In the records below, pick out all lines containing the word "Изображение".
* * *
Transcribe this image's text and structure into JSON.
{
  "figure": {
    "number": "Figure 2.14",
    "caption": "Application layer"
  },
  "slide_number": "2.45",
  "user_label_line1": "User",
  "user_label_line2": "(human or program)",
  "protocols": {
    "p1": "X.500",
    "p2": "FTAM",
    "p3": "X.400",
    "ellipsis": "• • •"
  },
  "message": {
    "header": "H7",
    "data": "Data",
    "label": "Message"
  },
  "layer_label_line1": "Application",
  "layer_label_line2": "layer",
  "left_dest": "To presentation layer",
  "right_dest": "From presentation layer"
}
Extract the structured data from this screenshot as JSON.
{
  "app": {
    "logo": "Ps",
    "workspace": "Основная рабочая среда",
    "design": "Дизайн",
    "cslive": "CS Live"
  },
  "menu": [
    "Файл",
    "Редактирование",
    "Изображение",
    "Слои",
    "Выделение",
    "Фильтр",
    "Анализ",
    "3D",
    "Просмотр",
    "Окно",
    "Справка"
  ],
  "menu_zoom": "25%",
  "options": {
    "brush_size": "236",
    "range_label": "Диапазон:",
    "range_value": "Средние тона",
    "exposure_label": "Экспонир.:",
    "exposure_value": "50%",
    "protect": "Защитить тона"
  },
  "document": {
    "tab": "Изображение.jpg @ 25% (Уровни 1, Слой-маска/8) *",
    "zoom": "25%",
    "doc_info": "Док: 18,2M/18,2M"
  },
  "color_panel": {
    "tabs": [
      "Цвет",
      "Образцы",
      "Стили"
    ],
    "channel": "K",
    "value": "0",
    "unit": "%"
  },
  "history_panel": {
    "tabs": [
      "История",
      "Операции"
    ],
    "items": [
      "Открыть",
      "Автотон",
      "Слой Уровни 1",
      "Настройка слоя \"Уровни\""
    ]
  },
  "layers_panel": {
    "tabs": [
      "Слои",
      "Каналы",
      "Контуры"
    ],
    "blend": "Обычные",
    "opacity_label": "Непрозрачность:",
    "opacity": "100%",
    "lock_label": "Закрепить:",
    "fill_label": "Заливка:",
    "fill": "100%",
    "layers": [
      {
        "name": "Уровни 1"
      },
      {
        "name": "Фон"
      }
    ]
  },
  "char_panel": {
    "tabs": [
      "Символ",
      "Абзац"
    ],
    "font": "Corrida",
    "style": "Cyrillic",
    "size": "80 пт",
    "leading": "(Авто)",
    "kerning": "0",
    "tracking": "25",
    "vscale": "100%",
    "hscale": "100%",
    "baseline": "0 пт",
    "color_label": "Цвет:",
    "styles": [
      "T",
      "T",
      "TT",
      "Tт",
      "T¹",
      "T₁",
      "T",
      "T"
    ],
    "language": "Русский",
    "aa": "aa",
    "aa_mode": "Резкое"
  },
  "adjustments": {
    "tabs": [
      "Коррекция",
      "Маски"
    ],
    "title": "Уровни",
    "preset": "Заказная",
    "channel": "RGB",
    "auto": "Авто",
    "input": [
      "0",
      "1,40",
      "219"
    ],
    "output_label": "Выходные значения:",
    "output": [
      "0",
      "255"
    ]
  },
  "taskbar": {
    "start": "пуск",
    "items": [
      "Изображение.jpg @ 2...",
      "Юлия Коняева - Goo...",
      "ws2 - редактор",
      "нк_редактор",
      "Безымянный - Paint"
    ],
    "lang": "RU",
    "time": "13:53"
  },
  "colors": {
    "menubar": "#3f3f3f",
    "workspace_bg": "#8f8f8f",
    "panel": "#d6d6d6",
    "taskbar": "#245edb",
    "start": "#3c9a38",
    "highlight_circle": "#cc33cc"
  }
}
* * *
Expected answer:
    "Изображение",
    "tab": "Изображение.jpg @ 25% (Уровни 1, Слой-маска/8) *",
      "Изображение.jpg @ 2...",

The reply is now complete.